§ What is expected: Take every line containing "name" from the material and copy it.

§ Materials provided:
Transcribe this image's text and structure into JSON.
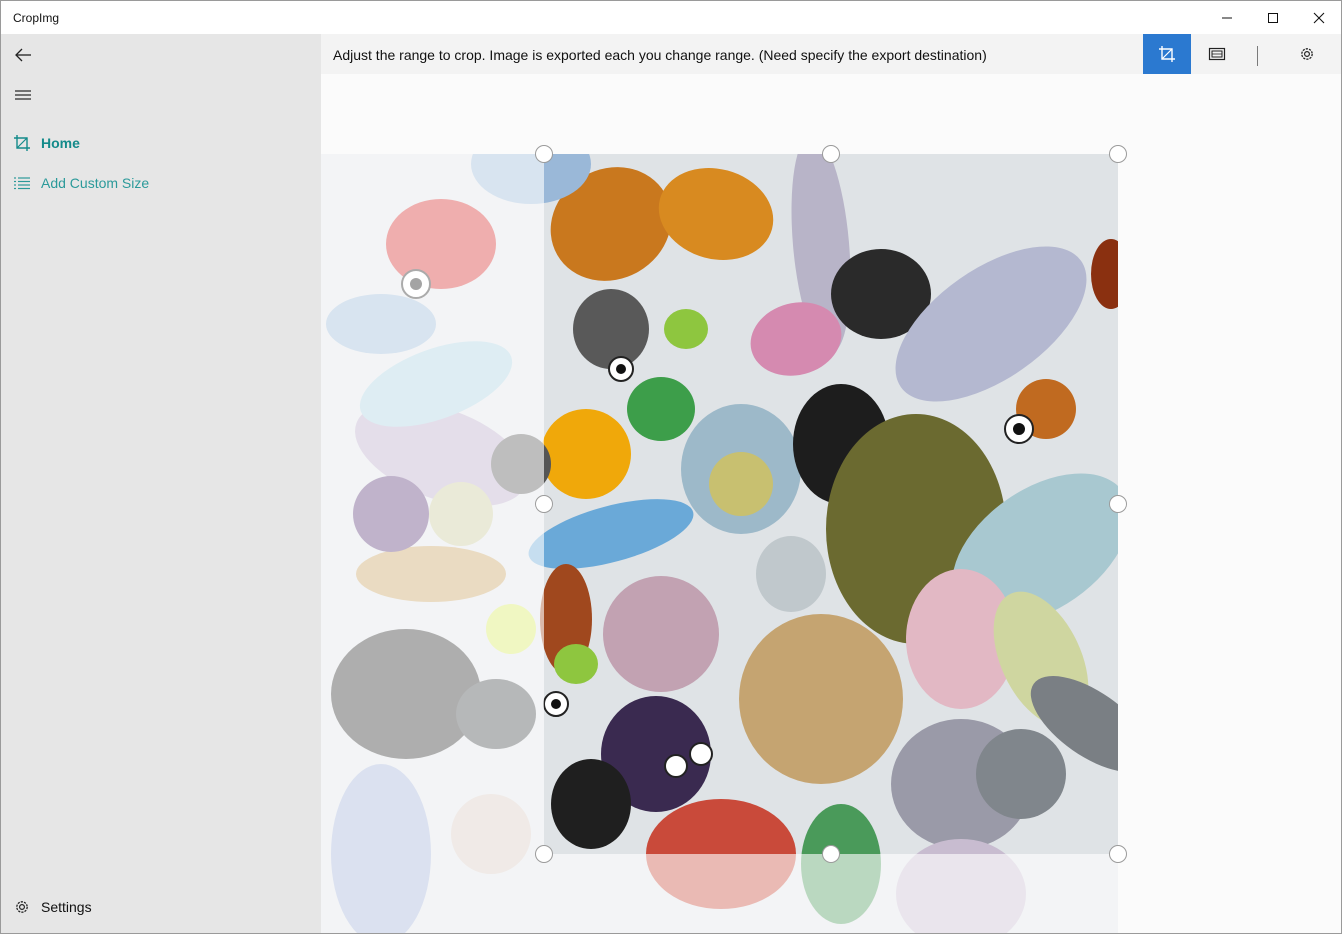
{
  "app": {
    "title": "CropImg"
  },
  "titlebar": {
    "minimize_icon": "minimize-icon",
    "maximize_icon": "maximize-icon",
    "close_icon": "close-icon"
  },
  "sidebar": {
    "back_icon": "back-arrow-icon",
    "menu_icon": "hamburger-icon",
    "items": [
      {
        "label": "Home",
        "icon": "crop-icon",
        "selected": true
      },
      {
        "label": "Add Custom Size",
        "icon": "list-icon",
        "selected": false
      }
    ],
    "settings": {
      "label": "Settings",
      "icon": "gear-icon"
    }
  },
  "command_bar": {
    "hint": "Adjust the range to crop. Image is exported each you change range. (Need specify the export destination)",
    "buttons": [
      {
        "name": "crop",
        "icon": "crop-icon",
        "active": true
      },
      {
        "name": "export",
        "icon": "export-image-icon",
        "active": false
      },
      {
        "name": "settings",
        "icon": "gear-icon",
        "active": false
      }
    ]
  },
  "colors": {
    "accent": "#2b79d0",
    "nav_text": "#138a8a",
    "sidebar_bg": "#e6e6e6"
  }
}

§ Solution to this problem:
        "name": "crop",
        "name": "export",
        "name": "settings",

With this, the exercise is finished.